A half-century after the advent of the pill, the Obama administration on Monday ushered in a change in women's health care potentially as transformative: coverage of birth control as prevention, with no copays.
Services ranging from breast pumps for new mothers to counseling on domestic violence were also included in the broad expansion of women's preventive care under President Barack Obama's health care overhaul.
Since birth control is the most common drug prescribed to women, health plans should make sure it's readily available, said Health and Human Services Secretary Kathleen Sebelius. "Not doing it would be like not covering flu shots," she said.
Officials said the women's prevention package will be available Jan. 1, 2013, in most cases, resulting in a slight overall increase in premiums. Tens of millions of women are expected to benefit initially, a number that is likely to grow with time. At first, some plans may be exempt due to an arcane provision of the health care law known as the "grandfather" clause. But those plans could face pressure from their members to include the new coverage.

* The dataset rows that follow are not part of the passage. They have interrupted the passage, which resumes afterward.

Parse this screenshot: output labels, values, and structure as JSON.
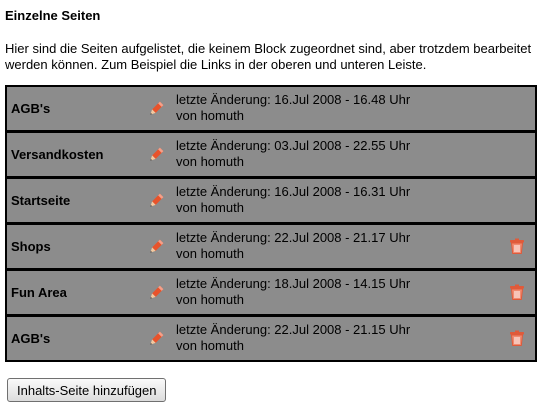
{
  "section": {
    "title": "Einzelne Seiten",
    "description": "Hier sind die Seiten aufgelistet, die keinem Block zugeordnet sind, aber trotzdem bearbeitet werden können. Zum Beispiel die Links in der oberen und unteren Leiste."
  },
  "pages": [
    {
      "name": "AGB's",
      "modified": "letzte Änderung: 16.Jul 2008 - 16.48 Uhr",
      "author": "von homuth",
      "deletable": false
    },
    {
      "name": "Versandkosten",
      "modified": "letzte Änderung: 03.Jul 2008 - 22.55 Uhr",
      "author": "von homuth",
      "deletable": false
    },
    {
      "name": "Startseite",
      "modified": "letzte Änderung: 16.Jul 2008 - 16.31 Uhr",
      "author": "von homuth",
      "deletable": false
    },
    {
      "name": "Shops",
      "modified": "letzte Änderung: 22.Jul 2008 - 21.17 Uhr",
      "author": "von homuth",
      "deletable": true
    },
    {
      "name": "Fun Area",
      "modified": "letzte Änderung: 18.Jul 2008 - 14.15 Uhr",
      "author": "von homuth",
      "deletable": true
    },
    {
      "name": "AGB's",
      "modified": "letzte Änderung: 22.Jul 2008 - 21.15 Uhr",
      "author": "von homuth",
      "deletable": true
    }
  ],
  "icons": {
    "edit": "pencil-icon",
    "delete": "trash-icon"
  },
  "colors": {
    "row_background": "#8c8c8c",
    "row_border": "#000000",
    "edit_icon": "#e8532b",
    "delete_icon": "#e05a3a"
  },
  "actions": {
    "add_page_label": "Inhalts-Seite hinzufügen"
  }
}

Earlier requirements under the health care law improved preventive coverage generally for people of both sexes.